=== MATERIAL FOR THE TASK ===

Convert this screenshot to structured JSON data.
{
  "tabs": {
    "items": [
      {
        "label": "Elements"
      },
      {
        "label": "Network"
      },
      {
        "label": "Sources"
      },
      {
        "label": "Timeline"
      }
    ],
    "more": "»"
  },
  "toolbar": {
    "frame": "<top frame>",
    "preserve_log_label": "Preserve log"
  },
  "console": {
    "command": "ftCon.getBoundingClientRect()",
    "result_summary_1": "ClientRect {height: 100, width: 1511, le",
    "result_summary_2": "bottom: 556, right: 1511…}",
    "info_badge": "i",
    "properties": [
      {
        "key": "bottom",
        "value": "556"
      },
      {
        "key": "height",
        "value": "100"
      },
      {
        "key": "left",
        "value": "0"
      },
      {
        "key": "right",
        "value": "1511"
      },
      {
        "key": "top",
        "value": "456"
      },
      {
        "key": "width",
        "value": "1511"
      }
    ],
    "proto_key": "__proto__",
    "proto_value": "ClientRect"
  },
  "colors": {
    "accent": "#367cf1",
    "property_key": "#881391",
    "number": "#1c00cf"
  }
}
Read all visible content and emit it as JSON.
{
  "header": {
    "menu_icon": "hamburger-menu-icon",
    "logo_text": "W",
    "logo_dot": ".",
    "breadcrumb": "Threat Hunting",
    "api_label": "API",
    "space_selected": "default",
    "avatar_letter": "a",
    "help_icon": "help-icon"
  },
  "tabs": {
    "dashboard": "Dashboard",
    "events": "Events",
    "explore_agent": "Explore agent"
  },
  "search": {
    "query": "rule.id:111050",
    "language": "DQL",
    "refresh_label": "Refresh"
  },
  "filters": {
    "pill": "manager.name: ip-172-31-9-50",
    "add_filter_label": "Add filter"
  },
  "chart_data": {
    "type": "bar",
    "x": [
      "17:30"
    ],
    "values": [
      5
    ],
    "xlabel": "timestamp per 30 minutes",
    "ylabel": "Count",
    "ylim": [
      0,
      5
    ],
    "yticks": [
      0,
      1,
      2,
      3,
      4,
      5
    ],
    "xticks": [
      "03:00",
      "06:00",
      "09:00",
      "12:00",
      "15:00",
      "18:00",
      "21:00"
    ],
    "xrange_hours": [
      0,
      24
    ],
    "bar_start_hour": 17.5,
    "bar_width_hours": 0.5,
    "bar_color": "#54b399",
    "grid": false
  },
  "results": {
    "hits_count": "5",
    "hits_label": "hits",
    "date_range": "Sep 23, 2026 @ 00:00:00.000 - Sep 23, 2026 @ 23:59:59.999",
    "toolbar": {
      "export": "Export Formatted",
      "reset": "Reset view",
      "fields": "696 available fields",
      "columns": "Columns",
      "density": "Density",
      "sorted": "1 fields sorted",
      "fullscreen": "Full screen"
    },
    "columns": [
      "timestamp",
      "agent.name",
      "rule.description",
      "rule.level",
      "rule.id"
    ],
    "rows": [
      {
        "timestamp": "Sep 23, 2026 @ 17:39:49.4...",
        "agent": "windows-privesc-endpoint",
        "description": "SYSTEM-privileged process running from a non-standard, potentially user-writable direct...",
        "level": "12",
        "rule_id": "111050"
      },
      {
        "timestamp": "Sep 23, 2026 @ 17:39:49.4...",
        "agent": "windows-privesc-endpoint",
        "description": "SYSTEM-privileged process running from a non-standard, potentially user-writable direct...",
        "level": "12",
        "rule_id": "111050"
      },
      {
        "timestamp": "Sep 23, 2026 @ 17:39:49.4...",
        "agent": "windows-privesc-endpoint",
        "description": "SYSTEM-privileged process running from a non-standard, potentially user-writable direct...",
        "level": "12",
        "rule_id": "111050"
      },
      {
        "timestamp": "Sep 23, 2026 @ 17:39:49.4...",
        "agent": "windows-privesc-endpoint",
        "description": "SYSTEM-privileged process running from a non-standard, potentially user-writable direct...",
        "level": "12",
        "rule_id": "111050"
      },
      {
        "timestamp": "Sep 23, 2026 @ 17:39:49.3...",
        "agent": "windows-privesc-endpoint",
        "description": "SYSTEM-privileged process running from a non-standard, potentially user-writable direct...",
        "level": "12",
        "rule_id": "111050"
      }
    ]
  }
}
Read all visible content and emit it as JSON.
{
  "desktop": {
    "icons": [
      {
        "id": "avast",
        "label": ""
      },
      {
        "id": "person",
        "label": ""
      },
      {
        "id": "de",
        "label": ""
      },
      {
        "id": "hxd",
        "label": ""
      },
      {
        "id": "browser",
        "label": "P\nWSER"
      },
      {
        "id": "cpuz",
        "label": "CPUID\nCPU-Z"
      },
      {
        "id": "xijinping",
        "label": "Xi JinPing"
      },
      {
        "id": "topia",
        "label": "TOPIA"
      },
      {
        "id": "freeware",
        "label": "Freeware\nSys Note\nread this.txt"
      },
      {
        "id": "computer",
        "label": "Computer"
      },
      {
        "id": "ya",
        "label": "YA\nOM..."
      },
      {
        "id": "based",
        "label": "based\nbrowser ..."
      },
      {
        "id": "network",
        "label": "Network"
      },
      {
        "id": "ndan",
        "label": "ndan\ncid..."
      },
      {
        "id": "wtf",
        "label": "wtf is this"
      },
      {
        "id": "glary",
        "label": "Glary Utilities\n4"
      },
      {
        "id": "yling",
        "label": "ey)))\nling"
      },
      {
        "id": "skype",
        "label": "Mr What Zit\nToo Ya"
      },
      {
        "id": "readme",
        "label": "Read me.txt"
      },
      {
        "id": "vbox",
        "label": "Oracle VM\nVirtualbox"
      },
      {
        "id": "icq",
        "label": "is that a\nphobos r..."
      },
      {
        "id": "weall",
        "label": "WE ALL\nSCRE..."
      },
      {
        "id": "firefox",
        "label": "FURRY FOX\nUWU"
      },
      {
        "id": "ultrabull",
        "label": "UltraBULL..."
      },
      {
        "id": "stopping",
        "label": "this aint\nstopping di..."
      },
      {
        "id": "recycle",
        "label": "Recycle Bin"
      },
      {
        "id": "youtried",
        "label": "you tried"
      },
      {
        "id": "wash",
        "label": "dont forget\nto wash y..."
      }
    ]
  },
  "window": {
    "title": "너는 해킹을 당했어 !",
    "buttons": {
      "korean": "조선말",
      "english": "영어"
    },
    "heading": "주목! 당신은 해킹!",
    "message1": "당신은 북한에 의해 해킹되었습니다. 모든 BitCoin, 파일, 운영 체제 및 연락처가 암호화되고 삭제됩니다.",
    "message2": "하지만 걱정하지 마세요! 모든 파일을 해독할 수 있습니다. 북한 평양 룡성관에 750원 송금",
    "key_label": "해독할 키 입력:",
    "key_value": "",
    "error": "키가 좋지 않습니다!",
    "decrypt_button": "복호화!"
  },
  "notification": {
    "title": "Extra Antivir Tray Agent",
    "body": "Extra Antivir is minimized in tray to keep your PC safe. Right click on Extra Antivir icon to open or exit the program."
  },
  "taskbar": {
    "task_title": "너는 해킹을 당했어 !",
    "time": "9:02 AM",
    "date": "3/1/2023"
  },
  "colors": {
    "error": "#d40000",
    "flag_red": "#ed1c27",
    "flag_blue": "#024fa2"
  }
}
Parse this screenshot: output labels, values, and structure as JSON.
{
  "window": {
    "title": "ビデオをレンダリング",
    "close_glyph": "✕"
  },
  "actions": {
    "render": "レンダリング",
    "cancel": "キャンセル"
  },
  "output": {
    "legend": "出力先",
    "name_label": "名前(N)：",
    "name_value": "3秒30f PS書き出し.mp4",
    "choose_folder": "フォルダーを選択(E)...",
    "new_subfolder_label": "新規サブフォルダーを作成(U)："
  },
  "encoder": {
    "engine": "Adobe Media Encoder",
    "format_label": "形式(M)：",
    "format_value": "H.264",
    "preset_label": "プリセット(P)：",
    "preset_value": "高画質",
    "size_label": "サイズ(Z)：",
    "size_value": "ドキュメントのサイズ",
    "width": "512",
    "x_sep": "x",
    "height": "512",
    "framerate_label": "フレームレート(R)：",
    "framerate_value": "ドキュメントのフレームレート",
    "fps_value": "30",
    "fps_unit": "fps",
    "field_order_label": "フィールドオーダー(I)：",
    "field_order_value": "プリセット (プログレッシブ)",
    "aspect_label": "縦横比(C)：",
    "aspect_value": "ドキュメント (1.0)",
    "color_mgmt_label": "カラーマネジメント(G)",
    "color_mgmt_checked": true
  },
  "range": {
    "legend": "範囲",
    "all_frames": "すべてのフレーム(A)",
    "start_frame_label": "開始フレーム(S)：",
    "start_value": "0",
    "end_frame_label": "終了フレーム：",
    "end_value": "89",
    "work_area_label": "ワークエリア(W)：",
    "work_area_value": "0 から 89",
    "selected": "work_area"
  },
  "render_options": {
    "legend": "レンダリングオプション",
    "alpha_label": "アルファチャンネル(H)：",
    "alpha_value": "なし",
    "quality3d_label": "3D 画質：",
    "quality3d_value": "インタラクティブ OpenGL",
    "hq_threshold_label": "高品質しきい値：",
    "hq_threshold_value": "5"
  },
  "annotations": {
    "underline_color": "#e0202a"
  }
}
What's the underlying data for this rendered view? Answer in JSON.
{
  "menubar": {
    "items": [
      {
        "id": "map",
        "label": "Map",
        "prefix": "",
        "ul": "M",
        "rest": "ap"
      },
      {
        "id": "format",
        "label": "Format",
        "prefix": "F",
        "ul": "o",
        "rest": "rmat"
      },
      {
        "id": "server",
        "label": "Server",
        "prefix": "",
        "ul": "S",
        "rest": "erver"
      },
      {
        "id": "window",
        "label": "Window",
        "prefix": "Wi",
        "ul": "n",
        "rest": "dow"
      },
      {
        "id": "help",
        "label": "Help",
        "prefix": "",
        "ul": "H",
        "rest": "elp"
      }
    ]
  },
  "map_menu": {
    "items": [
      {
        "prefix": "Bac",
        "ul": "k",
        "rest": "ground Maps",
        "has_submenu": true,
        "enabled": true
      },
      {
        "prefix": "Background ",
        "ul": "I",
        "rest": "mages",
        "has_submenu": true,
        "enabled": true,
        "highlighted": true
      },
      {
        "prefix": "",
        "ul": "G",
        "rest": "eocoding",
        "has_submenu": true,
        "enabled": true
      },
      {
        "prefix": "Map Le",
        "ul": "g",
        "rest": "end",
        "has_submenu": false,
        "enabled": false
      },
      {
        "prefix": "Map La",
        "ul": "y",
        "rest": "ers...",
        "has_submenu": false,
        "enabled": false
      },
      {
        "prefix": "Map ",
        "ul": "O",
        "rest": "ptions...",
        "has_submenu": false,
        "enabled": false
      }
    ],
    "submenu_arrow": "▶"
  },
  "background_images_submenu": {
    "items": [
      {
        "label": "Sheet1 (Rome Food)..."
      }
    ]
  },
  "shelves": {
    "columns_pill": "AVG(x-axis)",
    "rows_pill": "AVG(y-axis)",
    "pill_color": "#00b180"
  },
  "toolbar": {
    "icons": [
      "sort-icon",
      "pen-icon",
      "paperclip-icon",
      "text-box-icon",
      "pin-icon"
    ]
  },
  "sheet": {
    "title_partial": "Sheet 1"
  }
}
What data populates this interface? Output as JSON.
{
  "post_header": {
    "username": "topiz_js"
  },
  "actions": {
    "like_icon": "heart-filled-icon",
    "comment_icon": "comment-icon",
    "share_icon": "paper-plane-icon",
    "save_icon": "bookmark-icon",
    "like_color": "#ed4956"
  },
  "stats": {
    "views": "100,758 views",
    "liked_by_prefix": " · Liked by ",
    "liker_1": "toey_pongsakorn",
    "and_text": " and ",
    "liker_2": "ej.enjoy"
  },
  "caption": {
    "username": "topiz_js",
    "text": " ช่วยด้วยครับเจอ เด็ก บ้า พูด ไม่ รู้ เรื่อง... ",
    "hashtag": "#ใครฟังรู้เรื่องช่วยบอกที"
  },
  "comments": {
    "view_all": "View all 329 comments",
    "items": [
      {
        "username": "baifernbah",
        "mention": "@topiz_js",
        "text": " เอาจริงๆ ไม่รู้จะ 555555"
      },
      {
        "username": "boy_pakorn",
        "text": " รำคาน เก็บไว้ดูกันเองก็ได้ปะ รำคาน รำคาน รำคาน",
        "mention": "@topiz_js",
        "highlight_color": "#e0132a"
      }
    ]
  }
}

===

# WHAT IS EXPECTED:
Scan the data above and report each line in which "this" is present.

# TASK RESPONSE:
Convert this screenshot to structured JSON data.
        "label": "Freeware\nSys Note\nread this.txt"
        "label": "wtf is this"
        "label": "this aint\nstopping di..."
Parse this screenshot: output labels, values, and structure as JSON.
What's the underlying data for this rendered view? Answer in JSON.
What data populates this interface? Output as JSON.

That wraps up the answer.